Some excuses never seem to wear out.
There seems to be no limit to the number of times a mortgage loan servicer can claim they haven’t received all the documents they need.
Then, they base their denial of a loan modification on the borrower’s lack of responsiveness.
Whether your mental image of the problem is caught in this cartoon, or whether you image the last scene from Raiders of the Lost Ark, where the precious tablets are dutifully stored away and forgotten in a government warehouse, the problem is the same:
Loan servicers assume no responsibility for the manner in which they handle, or mangle, loan modification applications.
The tide is turning.
Not that lenders have learned to handle paper. I’ve seen no evidence of that.

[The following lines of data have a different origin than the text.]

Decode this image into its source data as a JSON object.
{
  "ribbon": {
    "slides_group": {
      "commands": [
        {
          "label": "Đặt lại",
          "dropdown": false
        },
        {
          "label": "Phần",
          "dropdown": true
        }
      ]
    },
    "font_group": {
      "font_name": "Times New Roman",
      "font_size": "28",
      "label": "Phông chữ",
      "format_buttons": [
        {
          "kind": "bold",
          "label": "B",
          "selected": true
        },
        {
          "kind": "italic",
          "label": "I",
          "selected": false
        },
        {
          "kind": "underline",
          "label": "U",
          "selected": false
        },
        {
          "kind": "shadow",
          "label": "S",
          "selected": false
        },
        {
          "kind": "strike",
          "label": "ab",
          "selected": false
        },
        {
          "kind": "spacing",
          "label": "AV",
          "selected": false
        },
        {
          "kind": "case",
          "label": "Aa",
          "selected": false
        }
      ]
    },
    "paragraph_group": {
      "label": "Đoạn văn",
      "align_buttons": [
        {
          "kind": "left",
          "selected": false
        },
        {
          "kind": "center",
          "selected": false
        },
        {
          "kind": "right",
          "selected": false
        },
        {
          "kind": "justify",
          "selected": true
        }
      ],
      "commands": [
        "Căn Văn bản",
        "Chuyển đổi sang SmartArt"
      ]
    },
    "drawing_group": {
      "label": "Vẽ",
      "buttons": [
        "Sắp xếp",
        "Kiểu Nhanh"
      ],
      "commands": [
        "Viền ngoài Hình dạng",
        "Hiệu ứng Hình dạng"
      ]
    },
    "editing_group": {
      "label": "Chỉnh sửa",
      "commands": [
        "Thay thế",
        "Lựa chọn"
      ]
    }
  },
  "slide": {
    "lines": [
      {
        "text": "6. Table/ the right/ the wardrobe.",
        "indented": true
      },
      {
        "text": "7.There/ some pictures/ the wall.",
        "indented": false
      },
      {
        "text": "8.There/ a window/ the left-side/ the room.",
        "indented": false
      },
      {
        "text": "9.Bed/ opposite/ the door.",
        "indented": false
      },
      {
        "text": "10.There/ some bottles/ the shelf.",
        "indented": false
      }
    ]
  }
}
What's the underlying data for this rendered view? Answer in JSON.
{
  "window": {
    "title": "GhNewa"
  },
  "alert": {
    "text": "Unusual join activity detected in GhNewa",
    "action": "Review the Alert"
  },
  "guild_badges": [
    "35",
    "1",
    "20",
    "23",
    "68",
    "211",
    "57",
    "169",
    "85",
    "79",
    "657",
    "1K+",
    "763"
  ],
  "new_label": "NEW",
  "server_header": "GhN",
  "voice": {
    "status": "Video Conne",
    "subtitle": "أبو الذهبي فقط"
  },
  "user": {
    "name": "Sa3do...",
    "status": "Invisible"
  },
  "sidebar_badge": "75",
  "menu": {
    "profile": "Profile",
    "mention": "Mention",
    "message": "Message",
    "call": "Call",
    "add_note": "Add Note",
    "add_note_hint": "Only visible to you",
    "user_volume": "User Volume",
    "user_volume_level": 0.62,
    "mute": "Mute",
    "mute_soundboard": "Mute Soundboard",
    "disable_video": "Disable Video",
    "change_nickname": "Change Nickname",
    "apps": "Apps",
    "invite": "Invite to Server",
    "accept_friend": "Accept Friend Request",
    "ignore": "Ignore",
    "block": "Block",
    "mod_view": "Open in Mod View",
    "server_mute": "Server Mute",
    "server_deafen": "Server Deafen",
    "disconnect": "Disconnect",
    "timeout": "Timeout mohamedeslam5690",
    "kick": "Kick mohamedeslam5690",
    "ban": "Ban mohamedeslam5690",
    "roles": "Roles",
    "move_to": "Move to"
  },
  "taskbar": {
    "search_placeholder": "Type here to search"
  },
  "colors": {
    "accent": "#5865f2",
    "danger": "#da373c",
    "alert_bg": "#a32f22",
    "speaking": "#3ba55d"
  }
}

Courts reject servicer defenses
But courts are losing patience with the “dog ate my homework” excuse for why borrowers were denied a modification or why they violated the California Homeowners Bill of Rights.
Most recently, federal judge Claudia Wilken (N.D. CA) ruled that servicers have legal duties to the borrower when they offer loan modifications.
A breach of that duty can result in a right to damages.
Writing in Gilmore_v._Wells Fargo, Judge Wilken held that
Wells Fargo owed [the homeowner] a duty to process his loan modification with reasonable care. The loan modification application process was intended to affect Plaintiff. It was foreseeable that harm would occur to Plaintiff if his loan modification materials and application were not properly routed. Wells Fargo knew, with certainty, that if Plaintiff’s application was not properly handled, he would not receive a modification and, thus, would lose his home.
In upholding a common law duty of care on the part of the servicer, Judge Wilken moved beyond the protections offered by California’s Homeowner’s Bill of Rights, which by statute prohibited dual tracking, where servicers simultaneously entertained a loan modification application while proceeding toward foreclosure.
Lack of caring may cost the banks
I’m delighted that the judiciary has finally called the banks on their utter indifference to their borrowers. They care not that they almost brought the nation’s economy to its knees in the Great Recession; then they hold out the prospect of a loan modification, to temper the consequences of their misdeeds, while really crossing their fingers behind their backs.
The Gilmore decision is one of a number of decisions holding that a mortgage servicer has responsibilities in the conduct of a loan modification program; other cases deny any such duty. Prof. Dan Schechter of Loyola Law School predicts we will see a 9th Circuit decision telling us which approach is the law here in California.
The California Homeowners Bill of Rights Collaborative has a practice guide for litigating HBOR claims.